### Exercise directions
Your answer should be every line from the records that contains "momento".

### Given records
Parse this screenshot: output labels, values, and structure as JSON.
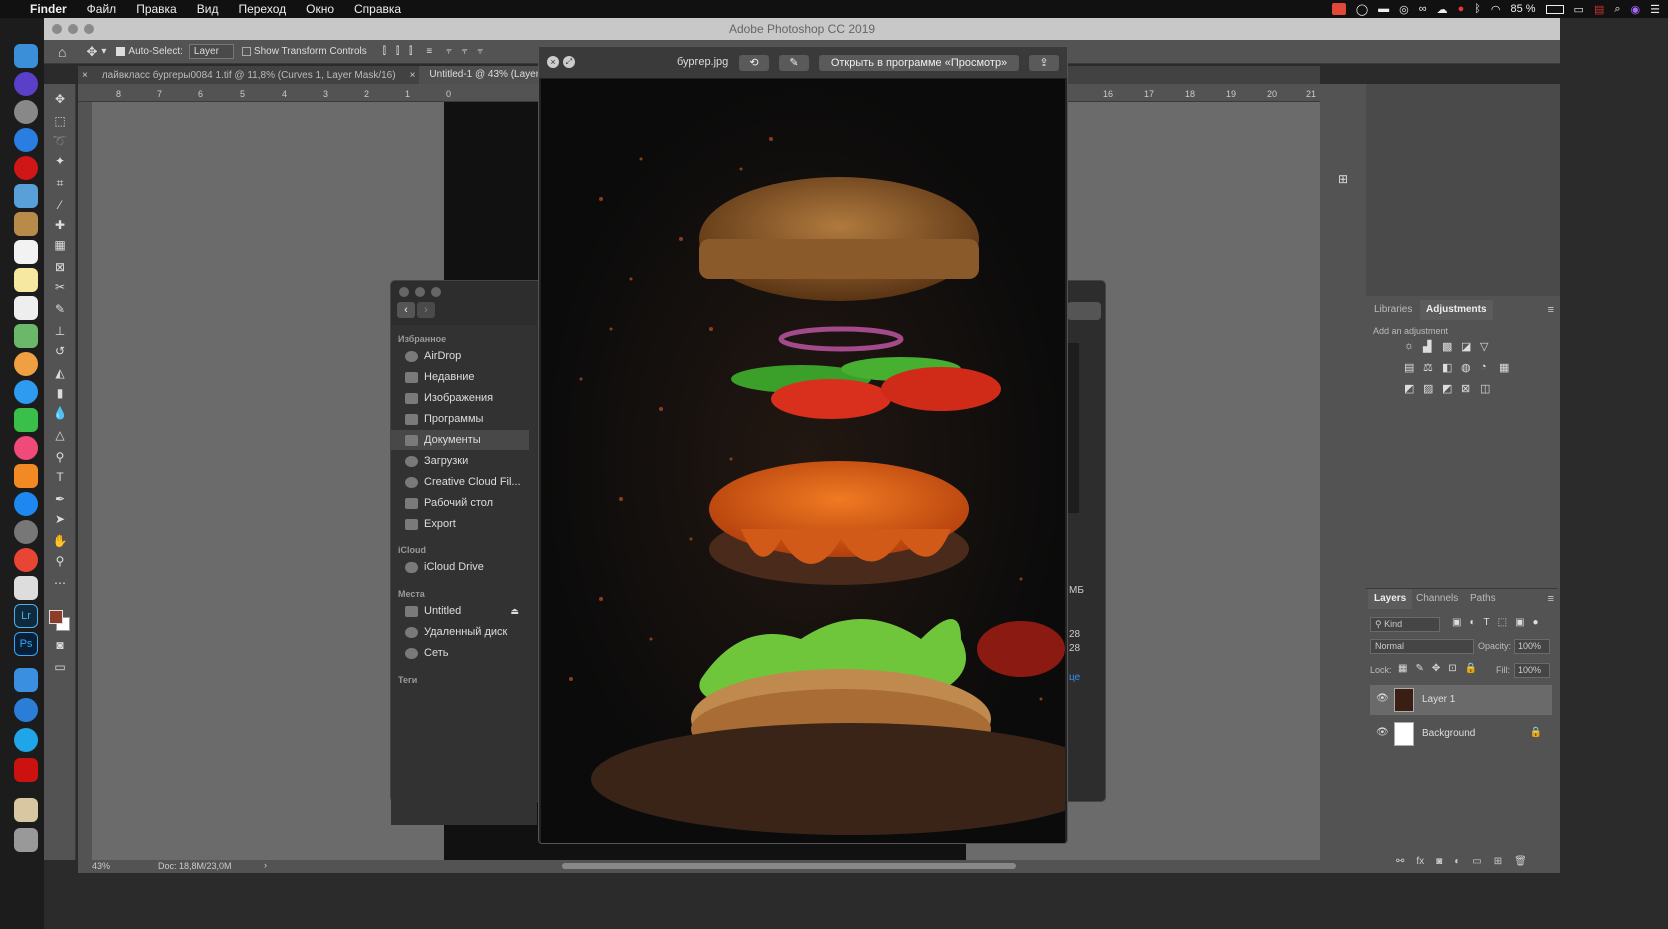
{
  "menubar": {
    "apple": "",
    "app": "Finder",
    "items": [
      "Файл",
      "Правка",
      "Вид",
      "Переход",
      "Окно",
      "Справка"
    ],
    "battery": "85 %"
  },
  "photoshop": {
    "title": "Adobe Photoshop CC 2019",
    "options": {
      "auto_select_label": "Auto-Select:",
      "auto_select_value": "Layer",
      "show_transform_label": "Show Transform Controls"
    },
    "tabs": [
      {
        "label": "лайвкласс бургеры0084 1.tif @ 11,8% (Curves 1, Layer Mask/16)"
      },
      {
        "label": "Untitled-1 @ 43% (Layer"
      }
    ],
    "ruler_top": [
      "8",
      "7",
      "6",
      "5",
      "4",
      "3",
      "2",
      "1",
      "0",
      "16",
      "17",
      "18",
      "19",
      "20",
      "21"
    ],
    "status": {
      "zoom": "43%",
      "doc": "Doc: 18,8M/23,0M"
    },
    "adjustments": {
      "tabs": [
        "Libraries",
        "Adjustments"
      ],
      "hint": "Add an adjustment"
    },
    "layers": {
      "tabs": [
        "Layers",
        "Channels",
        "Paths"
      ],
      "filter": "Kind",
      "blend": "Normal",
      "opacity_label": "Opacity:",
      "opacity": "100%",
      "lock_label": "Lock:",
      "fill_label": "Fill:",
      "fill": "100%",
      "items": [
        {
          "name": "Layer 1"
        },
        {
          "name": "Background"
        }
      ]
    }
  },
  "finder": {
    "favorites_header": "Избранное",
    "favorites": [
      "AirDrop",
      "Недавние",
      "Изображения",
      "Программы",
      "Документы",
      "Загрузки",
      "Creative Cloud Fil...",
      "Рабочий стол",
      "Export"
    ],
    "icloud_header": "iCloud",
    "icloud": [
      "iCloud Drive"
    ],
    "places_header": "Места",
    "places": [
      "Untitled",
      "Удаленный диск",
      "Сеть"
    ],
    "tags_header": "Теги",
    "partial_right": [
      "МБ",
      "28",
      "28",
      "це"
    ]
  },
  "quicklook": {
    "filename": "бургер.jpg",
    "open_button": "Открыть в программе «Просмотр»"
  }
}
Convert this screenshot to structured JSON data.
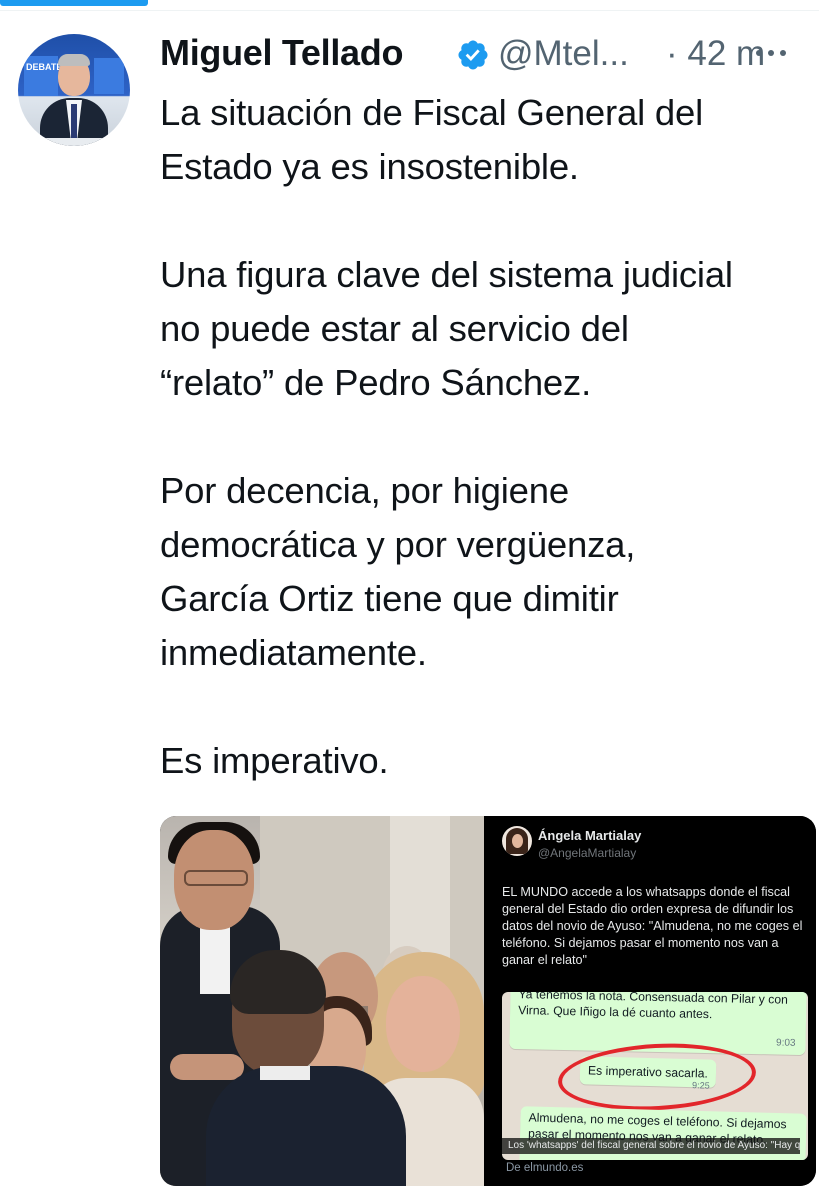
{
  "author": {
    "name": "Miguel Tellado",
    "handle": "@Mtel...",
    "time": "· 42 m",
    "verified": true,
    "avatar_text": "DEBATE"
  },
  "tweet": {
    "text": "La situación de Fiscal General del\nEstado ya es insostenible.\n\nUna figura clave del sistema judicial\nno puede estar al servicio del\n“relato” de Pedro Sánchez.\n\nPor decencia, por higiene\ndemocrática y por vergüenza,\nGarcía Ortiz tiene que dimitir\ninmediatamente.\n\nEs imperativo."
  },
  "embedded_screenshot": {
    "author_name": "Ángela Martialay",
    "author_handle": "@AngelaMartialay",
    "text": "EL MUNDO accede a los whatsapps donde el fiscal general del Estado dio orden expresa de difundir los datos del novio de Ayuso: \"Almudena, no me coges el teléfono. Si dejamos pasar el momento nos van a ganar el relato\"",
    "chat": {
      "message1": "Ya tenemos la nota. Consensuada con Pilar y con Virna. Que Iñigo la dé cuanto antes.",
      "message1_time": "9:03",
      "message2": "Es imperativo sacarla.",
      "message2_time": "9:25",
      "message3": "Almudena, no me coges el teléfono. Si dejamos pasar el momento nos van a ganar el relato."
    },
    "link_caption": "Los 'whatsapps' del fiscal general sobre el novio de Ayuso: \"Hay q...",
    "link_source": "De elmundo.es"
  },
  "colors": {
    "verified_badge": "#1d9bf0",
    "text_primary": "#0f1419",
    "text_secondary": "#536471",
    "highlight_circle": "#e2262b",
    "whatsapp_bubble": "#d9fdd3"
  },
  "icons": [
    "verified-badge-icon",
    "more-options-icon"
  ]
}
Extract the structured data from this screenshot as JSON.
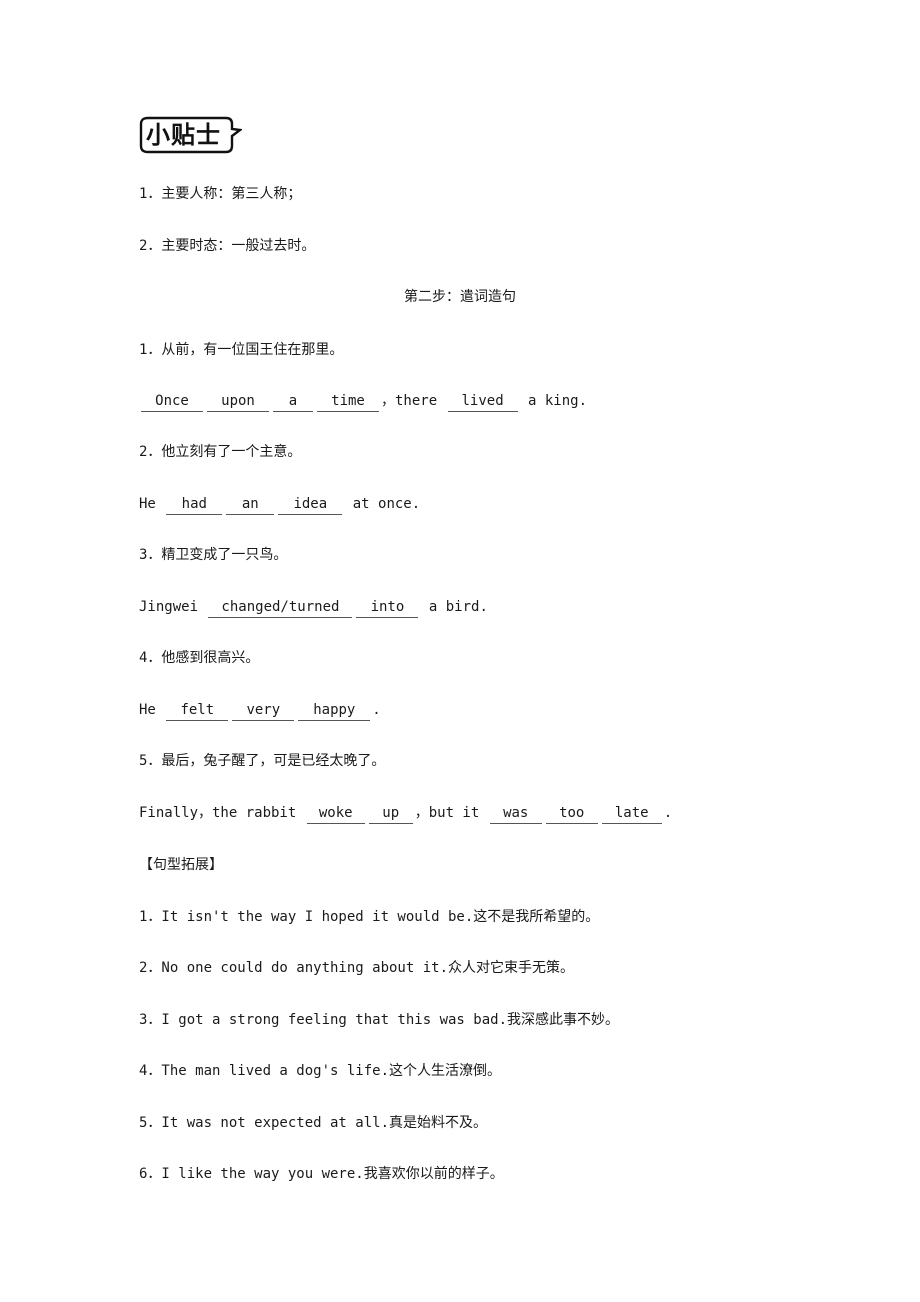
{
  "tip": {
    "label": "小贴士",
    "icon": "speech-bubble-icon"
  },
  "tips": [
    "1．主要人称：第三人称；",
    "2．主要时态：一般过去时。"
  ],
  "step_title": "第二步：遣词造句",
  "exercises": [
    {
      "prompt": "1．从前，有一位国王住在那里。",
      "parts": [
        {
          "type": "blank",
          "text": "Once",
          "w": 62
        },
        {
          "type": "blank",
          "text": "upon",
          "w": 62
        },
        {
          "type": "blank",
          "text": "a",
          "w": 40
        },
        {
          "type": "blank",
          "text": "time",
          "w": 62
        },
        {
          "type": "text",
          "text": "，there "
        },
        {
          "type": "blank",
          "text": "lived",
          "w": 70
        },
        {
          "type": "text",
          "text": " a king."
        }
      ]
    },
    {
      "prompt": "2．他立刻有了一个主意。",
      "parts": [
        {
          "type": "text",
          "text": "He "
        },
        {
          "type": "blank",
          "text": "had",
          "w": 56
        },
        {
          "type": "blank",
          "text": "an",
          "w": 48
        },
        {
          "type": "blank",
          "text": "idea",
          "w": 64
        },
        {
          "type": "text",
          "text": " at once."
        }
      ]
    },
    {
      "prompt": "3．精卫变成了一只鸟。",
      "parts": [
        {
          "type": "text",
          "text": "Jingwei "
        },
        {
          "type": "blank",
          "text": "changed/turned",
          "w": 144
        },
        {
          "type": "blank",
          "text": "into",
          "w": 62
        },
        {
          "type": "text",
          "text": " a bird."
        }
      ]
    },
    {
      "prompt": "4．他感到很高兴。",
      "parts": [
        {
          "type": "text",
          "text": "He "
        },
        {
          "type": "blank",
          "text": "felt",
          "w": 62
        },
        {
          "type": "blank",
          "text": "very",
          "w": 62
        },
        {
          "type": "blank",
          "text": "happy",
          "w": 72
        },
        {
          "type": "text",
          "text": "."
        }
      ]
    },
    {
      "prompt": "5．最后，兔子醒了，可是已经太晚了。",
      "parts": [
        {
          "type": "text",
          "text": "Finally，the rabbit "
        },
        {
          "type": "blank",
          "text": "woke",
          "w": 58
        },
        {
          "type": "blank",
          "text": "up",
          "w": 44
        },
        {
          "type": "text",
          "text": "，but it "
        },
        {
          "type": "blank",
          "text": "was",
          "w": 52
        },
        {
          "type": "blank",
          "text": "too",
          "w": 52
        },
        {
          "type": "blank",
          "text": "late",
          "w": 60
        },
        {
          "type": "text",
          "text": "."
        }
      ]
    }
  ],
  "extension_title": "【句型拓展】",
  "extensions": [
    "1．It isn't the way I hoped it would be.这不是我所希望的。",
    "2．No one could do anything about it.众人对它束手无策。",
    "3．I got a strong feeling that this was bad.我深感此事不妙。",
    "4．The man lived a dog's life.这个人生活潦倒。",
    "5．It was not expected at all.真是始料不及。",
    "6．I like the way you were.我喜欢你以前的样子。"
  ]
}
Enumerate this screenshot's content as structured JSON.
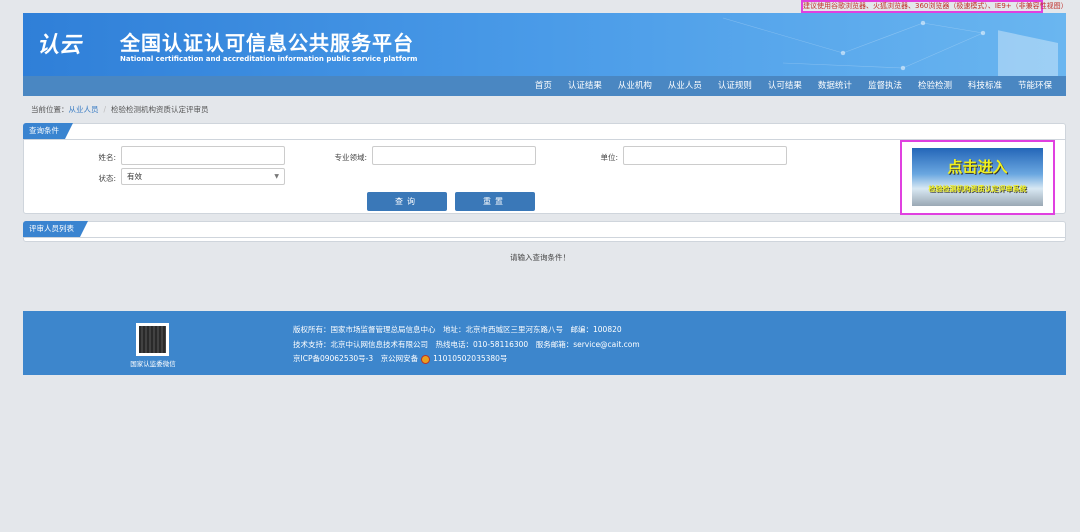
{
  "browser_tip": "建议使用谷歌浏览器、火狐浏览器、360浏览器（极速模式）、IE9+（非兼容性视图）",
  "header": {
    "logo": "认云",
    "title": "全国认证认可信息公共服务平台",
    "subtitle": "National certification and accreditation information public service platform"
  },
  "nav": [
    "首页",
    "认证结果",
    "从业机构",
    "从业人员",
    "认证规则",
    "认可结果",
    "数据统计",
    "监督执法",
    "检验检测",
    "科技标准",
    "节能环保"
  ],
  "breadcrumb": {
    "label": "当前位置：",
    "link": "从业人员",
    "current": "检验检测机构资质认定评审员"
  },
  "query": {
    "tab": "查询条件",
    "name_label": "姓名:",
    "name_value": "",
    "field_label": "专业领域:",
    "field_value": "",
    "unit_label": "单位:",
    "unit_value": "",
    "status_label": "状态:",
    "status_value": "有效",
    "search": "查询",
    "reset": "重置"
  },
  "promo": {
    "title": "点击进入",
    "subtitle": "检验检测机构资质认定评审系统"
  },
  "list": {
    "tab": "评审人员列表",
    "message": "请输入查询条件！"
  },
  "footer": {
    "qr_label": "国家认监委微信",
    "line1": "版权所有：国家市场监督管理总局信息中心　地址：北京市西城区三里河东路八号　邮编：100820",
    "line2": "技术支持：北京中认网信息技术有限公司　热线电话：010-58116300　服务邮箱：service@cait.com",
    "icp": "京ICP备09062530号-3　京公网安备",
    "police": "11010502035380号"
  }
}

### Worked solution
    "text": "EL MUNDO accede a los whatsapps donde el fiscal general del Estado dio orden expresa de difundir los datos del novio de Ayuso: \"Almudena, no me coges el teléfono. Si dejamos pasar el momento nos van a ganar el relato\"",
      "message3": "Almudena, no me coges el teléfono. Si dejamos pasar el momento nos van a ganar el relato."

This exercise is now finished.